[MATERIAL SUPPLIED — start]

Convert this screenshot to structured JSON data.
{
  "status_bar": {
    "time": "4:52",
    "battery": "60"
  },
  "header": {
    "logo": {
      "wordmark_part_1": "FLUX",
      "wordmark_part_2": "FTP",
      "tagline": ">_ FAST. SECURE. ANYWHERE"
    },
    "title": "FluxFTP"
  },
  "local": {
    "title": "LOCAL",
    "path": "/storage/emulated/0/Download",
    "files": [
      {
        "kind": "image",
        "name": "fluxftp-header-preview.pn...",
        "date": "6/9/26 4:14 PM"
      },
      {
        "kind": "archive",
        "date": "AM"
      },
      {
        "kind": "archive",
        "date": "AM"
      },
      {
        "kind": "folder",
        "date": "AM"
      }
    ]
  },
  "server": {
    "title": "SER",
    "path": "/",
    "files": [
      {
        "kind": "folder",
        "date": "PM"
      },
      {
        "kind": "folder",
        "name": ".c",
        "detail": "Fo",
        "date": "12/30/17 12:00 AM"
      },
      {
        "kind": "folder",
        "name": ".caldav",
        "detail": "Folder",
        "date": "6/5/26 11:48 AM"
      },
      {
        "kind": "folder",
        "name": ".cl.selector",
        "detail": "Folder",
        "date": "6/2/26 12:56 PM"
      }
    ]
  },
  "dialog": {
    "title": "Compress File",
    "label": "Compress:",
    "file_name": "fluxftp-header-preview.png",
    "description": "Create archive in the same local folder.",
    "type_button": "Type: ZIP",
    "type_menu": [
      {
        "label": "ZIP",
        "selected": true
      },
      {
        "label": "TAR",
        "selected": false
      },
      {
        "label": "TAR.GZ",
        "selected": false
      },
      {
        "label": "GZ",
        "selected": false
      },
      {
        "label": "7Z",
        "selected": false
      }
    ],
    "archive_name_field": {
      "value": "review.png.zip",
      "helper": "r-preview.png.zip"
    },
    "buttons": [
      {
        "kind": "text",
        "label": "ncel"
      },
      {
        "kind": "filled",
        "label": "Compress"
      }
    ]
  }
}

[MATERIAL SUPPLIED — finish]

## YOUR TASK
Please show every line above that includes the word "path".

## OUTPUT OF THE TASK
    "path": "/storage/emulated/0/Download",
    "path": "/",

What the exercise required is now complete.